Idoxuridine is mainly used topically to treat herpes simplexkeratitis. Epithelial lesions, especially initial attacks presenting with a dendritic ulcer, are most responsive to therapy, while infection with stromal involvement are less responsive. Idoxuridine is ineffective against herpes simplex virus type 2 and varicella-zoster.
Idoxuridine is available as either a 0.5% ophthalmic ointment or as a 0.1% ophthalmic solution. The dosage of the ointment is every 4 hours during day and once before bedtime. The dosage of the solution is 1 drop in the conjunctival sac hourly during the day and every 2 hours during the night until definitive improvement, then 1 drop every 2 hours during the day and every 4 hours during the night. Therapy is continued for 3–4 days after healing is complete, as demonstrated by fluorescein staining.

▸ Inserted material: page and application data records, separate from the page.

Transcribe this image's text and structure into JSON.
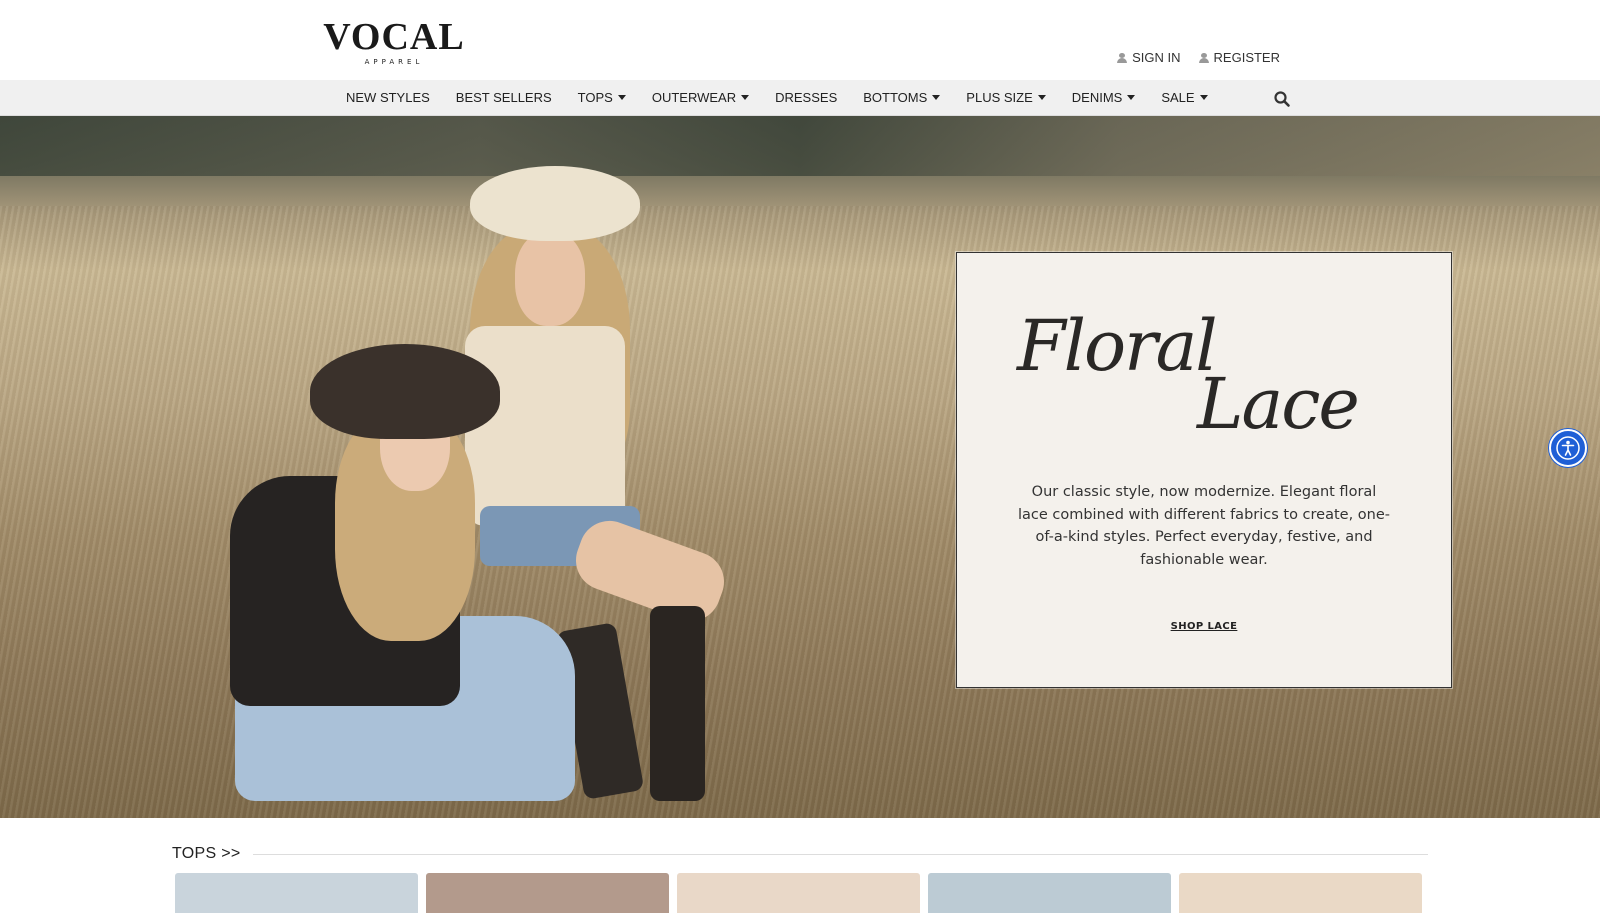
{
  "header": {
    "logo_main": "VOCAL",
    "logo_sub": "APPAREL",
    "sign_in": "SIGN IN",
    "register": "REGISTER"
  },
  "nav": {
    "items": [
      {
        "label": "NEW STYLES",
        "dropdown": false
      },
      {
        "label": "BEST SELLERS",
        "dropdown": false
      },
      {
        "label": "TOPS",
        "dropdown": true
      },
      {
        "label": "OUTERWEAR",
        "dropdown": true
      },
      {
        "label": "DRESSES",
        "dropdown": false
      },
      {
        "label": "BOTTOMS",
        "dropdown": true
      },
      {
        "label": "PLUS SIZE",
        "dropdown": true
      },
      {
        "label": "DENIMS",
        "dropdown": true
      },
      {
        "label": "SALE",
        "dropdown": true
      }
    ],
    "search_icon": "search-icon"
  },
  "hero": {
    "title_line1": "Floral",
    "title_line2": "Lace",
    "description": "Our classic style, now modernize. Elegant floral lace combined with different fabrics to create, one-of-a-kind styles. Perfect everyday, festive, and fashionable wear.",
    "cta": "SHOP LACE"
  },
  "accessibility": {
    "icon": "accessibility-icon"
  },
  "section": {
    "title": "TOPS >>",
    "thumbnails": [
      {
        "color": "#c9d4dc"
      },
      {
        "color": "#b39a8c"
      },
      {
        "color": "#e9d8c8"
      },
      {
        "color": "#bccbd4"
      },
      {
        "color": "#ead9c6"
      }
    ]
  },
  "colors": {
    "accent_blue": "#1f5fd6",
    "nav_bg": "#f0f0f0",
    "promo_bg": "#f4f1ec"
  }
}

^Chang, P. K.; Welch, A. D. (1963). "Iodination of 2'-Deoxycytidine and Related Substances1". Journal of Medicinal Chemistry. 6 (4): 428–430. doi:10.1021/jm00340a019.
Seth A, Misra A, Umrigar D (2004). "Topical liposomal gel of idoxuridine for the treatment of herpes simplex: pharmaceutical and clinical implications". Pharm Dev Technol. 9 (3): 277–289. doi:10.1081/PDT-200031432. PMID15458233.
Otto S (1998). "Radiopharmaceuticals (Strontium 89) and radiosensitizers (idoxuridine)". J Intraven Nurs. 21 (6): 335–7. PMID10392098.